Another concept that today’s embedded developers really should be well-versed in, Bier said, is edge compute (edge compute refers to any compute done outside the cloud, at the edge of the network). Since more embedded devices now have connectivity as part of the IoT, each system will have to strike a careful balance between what compute is done in the cloud and what is done at the edge for cost, speed or privacy reasons.
“Why do I care, if I’m an embedded systems person? Well, it matters a lot,” Bier said. “If the future is that embedded devices are just dumb data collectors that stream their data to the cloud, that’s frankly a lot less interesting and a lot less valuable than if the future is sophisticated, intelligent embedded devices running AI algorithms and sending findings up to the cloud, but not raw data.”
Bier’s example is a baby monitor company, working on a smart camera to monitor a baby’s movements, breathing and heart rate. Should the intelligence go into the embedded device, or into the cloud?
“Placing the intelligence in the cloud means that if the home internet connection fails, the product doesn’t work,” Bier said. “But by launching the baby monitor [with intelligence in the cloud], they’re able to get the product to market a year faster, as it is then purely a dumb Wi-Fi camera… they didn’t have to build a purpose-built embedded system.”
By keeping intelligence in the cloud, the baby monitor company is also able to iterate its algorithm quickly and easily. Once a reasonable level of deployment is reached, it can do A/B testing overnight: deploy the new algorithm to half their customers, see which algorithm works better, and then deploy to everyone. Deploying a new algorithm can be done with only a few key presses.
“The point is, there are huge implications for what [intelligence] is in the endpoint device, and what’s in some kind of intermediate node, like a device that’s connected to your router or that’s on the operator’s pole down the street, or in the data center,” Bier said. “But this is outside the scope of what most embedded systems people think about today.”
The baby monitor company, following a successful cloud-based launch is now shipping monitors in volume. Bier notes that the company has therefore become more cost-sensitive, and doesn’t need to iterate the algorithm as much, so is looking into building a second-generation product which uses mostly edge processing.
Do you need a DNN?
Another rapidly growing field clearly changing the way embedded systems work is artificial intelligence.
Surveys carried out by the Edge AI and Vision Alliance reveal that deep neural networks (DNNs), the basis for artificial intelligence, have gone from around 20% to around 80% adoption in embedded computer vision systems in the last five years.

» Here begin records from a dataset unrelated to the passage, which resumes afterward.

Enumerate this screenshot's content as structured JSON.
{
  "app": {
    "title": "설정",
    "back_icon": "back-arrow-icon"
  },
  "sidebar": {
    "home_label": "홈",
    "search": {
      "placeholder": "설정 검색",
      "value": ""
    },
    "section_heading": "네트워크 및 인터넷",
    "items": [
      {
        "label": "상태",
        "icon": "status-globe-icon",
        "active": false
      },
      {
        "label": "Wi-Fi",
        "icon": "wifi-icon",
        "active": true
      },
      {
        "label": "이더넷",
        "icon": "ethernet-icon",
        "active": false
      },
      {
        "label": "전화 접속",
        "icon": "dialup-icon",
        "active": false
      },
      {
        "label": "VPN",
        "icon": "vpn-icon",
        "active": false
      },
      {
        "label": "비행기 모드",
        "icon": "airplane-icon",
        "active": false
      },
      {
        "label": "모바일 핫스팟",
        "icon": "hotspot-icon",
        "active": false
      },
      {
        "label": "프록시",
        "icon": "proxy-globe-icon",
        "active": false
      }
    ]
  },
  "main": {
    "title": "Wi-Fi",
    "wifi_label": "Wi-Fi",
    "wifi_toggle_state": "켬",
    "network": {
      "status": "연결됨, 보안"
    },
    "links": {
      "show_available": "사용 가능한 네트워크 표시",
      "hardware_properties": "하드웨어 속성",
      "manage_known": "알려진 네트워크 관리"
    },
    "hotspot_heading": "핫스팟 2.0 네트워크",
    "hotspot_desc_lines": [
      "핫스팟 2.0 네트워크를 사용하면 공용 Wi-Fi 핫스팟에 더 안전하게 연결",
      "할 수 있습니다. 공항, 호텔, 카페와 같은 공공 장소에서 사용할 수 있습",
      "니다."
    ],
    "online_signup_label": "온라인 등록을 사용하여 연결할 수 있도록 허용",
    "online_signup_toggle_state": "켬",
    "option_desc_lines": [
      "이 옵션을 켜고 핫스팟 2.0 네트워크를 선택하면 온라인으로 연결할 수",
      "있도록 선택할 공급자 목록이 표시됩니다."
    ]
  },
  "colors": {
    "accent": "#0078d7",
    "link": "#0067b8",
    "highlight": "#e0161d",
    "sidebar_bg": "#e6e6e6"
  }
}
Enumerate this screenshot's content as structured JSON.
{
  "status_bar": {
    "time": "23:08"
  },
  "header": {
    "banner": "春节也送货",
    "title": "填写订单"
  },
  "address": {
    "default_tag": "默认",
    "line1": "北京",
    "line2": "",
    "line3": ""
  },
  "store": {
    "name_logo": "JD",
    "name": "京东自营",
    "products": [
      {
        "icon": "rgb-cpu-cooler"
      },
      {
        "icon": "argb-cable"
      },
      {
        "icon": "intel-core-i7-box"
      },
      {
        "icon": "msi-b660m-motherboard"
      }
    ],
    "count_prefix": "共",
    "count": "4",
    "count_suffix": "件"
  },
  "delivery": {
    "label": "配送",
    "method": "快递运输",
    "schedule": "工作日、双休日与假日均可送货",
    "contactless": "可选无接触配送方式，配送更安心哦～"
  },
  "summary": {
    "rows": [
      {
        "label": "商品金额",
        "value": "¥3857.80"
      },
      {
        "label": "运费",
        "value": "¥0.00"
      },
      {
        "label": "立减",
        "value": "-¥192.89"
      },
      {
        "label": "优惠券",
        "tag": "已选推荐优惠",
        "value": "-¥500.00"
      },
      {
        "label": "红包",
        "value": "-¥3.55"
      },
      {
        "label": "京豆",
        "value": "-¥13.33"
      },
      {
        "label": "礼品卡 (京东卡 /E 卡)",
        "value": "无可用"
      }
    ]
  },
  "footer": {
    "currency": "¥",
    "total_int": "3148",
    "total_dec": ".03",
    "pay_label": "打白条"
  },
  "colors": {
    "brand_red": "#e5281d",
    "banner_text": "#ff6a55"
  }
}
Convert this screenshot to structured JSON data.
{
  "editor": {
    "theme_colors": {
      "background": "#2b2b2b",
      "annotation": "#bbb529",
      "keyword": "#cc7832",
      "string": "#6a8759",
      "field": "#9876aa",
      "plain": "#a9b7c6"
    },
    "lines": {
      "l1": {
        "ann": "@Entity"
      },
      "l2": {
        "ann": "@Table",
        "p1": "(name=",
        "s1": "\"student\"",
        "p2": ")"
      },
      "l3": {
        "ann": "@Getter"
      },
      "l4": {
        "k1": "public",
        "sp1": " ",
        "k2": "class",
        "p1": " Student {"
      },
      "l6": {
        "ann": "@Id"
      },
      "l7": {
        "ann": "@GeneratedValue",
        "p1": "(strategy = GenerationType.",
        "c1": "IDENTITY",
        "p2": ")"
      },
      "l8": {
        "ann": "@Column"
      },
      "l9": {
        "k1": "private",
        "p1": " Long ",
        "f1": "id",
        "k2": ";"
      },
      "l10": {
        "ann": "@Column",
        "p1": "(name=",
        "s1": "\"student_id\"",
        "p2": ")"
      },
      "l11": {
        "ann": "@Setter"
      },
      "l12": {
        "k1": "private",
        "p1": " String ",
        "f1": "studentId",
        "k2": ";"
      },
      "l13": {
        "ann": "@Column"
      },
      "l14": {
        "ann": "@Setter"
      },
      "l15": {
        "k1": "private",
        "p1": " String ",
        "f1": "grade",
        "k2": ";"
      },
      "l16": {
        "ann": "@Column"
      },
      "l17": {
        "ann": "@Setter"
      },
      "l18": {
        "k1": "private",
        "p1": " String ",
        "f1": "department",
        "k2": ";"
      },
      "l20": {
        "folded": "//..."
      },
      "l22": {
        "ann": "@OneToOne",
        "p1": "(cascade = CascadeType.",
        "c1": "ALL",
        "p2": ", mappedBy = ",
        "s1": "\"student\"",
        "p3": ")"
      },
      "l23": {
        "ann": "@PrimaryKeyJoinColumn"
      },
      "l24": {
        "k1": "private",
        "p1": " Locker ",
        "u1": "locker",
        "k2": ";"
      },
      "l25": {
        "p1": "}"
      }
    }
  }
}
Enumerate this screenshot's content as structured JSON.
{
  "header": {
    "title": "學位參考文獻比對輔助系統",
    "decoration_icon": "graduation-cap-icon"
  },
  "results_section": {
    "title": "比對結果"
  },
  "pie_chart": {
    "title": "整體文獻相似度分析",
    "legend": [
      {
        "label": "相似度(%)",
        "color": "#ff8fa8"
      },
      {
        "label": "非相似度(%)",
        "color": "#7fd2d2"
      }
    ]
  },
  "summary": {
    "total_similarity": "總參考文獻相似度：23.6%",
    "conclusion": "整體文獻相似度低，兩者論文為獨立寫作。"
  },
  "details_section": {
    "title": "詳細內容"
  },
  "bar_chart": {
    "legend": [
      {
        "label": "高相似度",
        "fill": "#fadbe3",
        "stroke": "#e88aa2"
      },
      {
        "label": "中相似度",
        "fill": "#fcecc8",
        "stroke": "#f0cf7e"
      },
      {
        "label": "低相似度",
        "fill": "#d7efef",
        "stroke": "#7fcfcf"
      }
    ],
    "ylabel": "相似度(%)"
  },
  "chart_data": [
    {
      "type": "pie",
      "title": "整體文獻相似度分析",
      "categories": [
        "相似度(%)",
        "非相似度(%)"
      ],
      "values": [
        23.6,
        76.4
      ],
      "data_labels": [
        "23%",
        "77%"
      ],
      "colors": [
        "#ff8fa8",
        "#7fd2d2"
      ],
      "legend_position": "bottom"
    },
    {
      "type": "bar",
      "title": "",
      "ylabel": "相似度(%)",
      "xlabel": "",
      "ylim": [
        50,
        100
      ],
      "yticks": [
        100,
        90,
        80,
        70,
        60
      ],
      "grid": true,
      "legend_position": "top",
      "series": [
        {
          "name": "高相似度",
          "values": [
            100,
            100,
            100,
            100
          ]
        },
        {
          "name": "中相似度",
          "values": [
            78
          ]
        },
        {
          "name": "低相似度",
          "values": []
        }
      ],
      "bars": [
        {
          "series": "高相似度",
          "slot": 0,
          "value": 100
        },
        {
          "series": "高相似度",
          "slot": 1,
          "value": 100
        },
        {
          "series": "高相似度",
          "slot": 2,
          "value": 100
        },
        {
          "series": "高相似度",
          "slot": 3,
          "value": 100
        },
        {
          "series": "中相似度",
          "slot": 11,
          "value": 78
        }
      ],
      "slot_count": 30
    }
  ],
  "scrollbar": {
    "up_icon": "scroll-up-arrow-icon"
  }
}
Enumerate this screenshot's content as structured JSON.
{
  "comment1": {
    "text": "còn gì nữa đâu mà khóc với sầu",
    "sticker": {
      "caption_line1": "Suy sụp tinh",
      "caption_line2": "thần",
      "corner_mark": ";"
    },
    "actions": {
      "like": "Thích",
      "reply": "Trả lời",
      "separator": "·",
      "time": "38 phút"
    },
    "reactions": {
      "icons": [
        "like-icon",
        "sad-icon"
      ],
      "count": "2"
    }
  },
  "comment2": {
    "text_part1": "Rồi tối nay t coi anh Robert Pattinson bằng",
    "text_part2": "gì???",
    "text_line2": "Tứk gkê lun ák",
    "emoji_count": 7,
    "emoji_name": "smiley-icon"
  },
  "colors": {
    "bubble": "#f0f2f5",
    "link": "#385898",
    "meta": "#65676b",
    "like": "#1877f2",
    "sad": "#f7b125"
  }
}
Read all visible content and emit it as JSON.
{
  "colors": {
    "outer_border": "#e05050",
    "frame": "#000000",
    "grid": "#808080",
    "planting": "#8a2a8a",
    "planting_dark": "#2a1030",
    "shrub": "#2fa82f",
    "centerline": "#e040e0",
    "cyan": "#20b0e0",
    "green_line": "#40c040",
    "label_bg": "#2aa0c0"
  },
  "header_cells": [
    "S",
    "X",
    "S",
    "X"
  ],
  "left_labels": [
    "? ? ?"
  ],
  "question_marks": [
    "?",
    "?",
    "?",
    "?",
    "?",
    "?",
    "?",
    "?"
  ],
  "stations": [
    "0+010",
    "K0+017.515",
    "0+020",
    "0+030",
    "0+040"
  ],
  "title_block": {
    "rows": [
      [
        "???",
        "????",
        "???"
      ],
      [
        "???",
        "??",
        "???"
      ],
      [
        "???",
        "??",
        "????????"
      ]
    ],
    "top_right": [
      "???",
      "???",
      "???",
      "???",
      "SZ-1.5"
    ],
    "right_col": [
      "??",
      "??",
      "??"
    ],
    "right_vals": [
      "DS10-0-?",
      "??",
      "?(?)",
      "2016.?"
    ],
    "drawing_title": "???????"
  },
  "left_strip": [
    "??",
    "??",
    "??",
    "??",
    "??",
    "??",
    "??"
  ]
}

“People are struggling with two things,” Bier said. “One is that actually getting them to work for their application is really hard. The other thing is figuring out where they should actually use deep neural networks.”
DNNs have become fashionable and everyone wants to use them, but they are not necessarily the best solution for many problems, Bier noted. For many, classical techniques are still a better fit.
“How would you recognize a problem that is suitable for solving with deep neural networks versus other classical techniques?” Bier said. “Embedded systems people, hardware and software people, really need to have a better grip on this. Because if you’re going to run deep neural networks, it has a big impact on your hardware — you need a tremendous amount of performance and memory compared to classical, hand engineered algorithms.”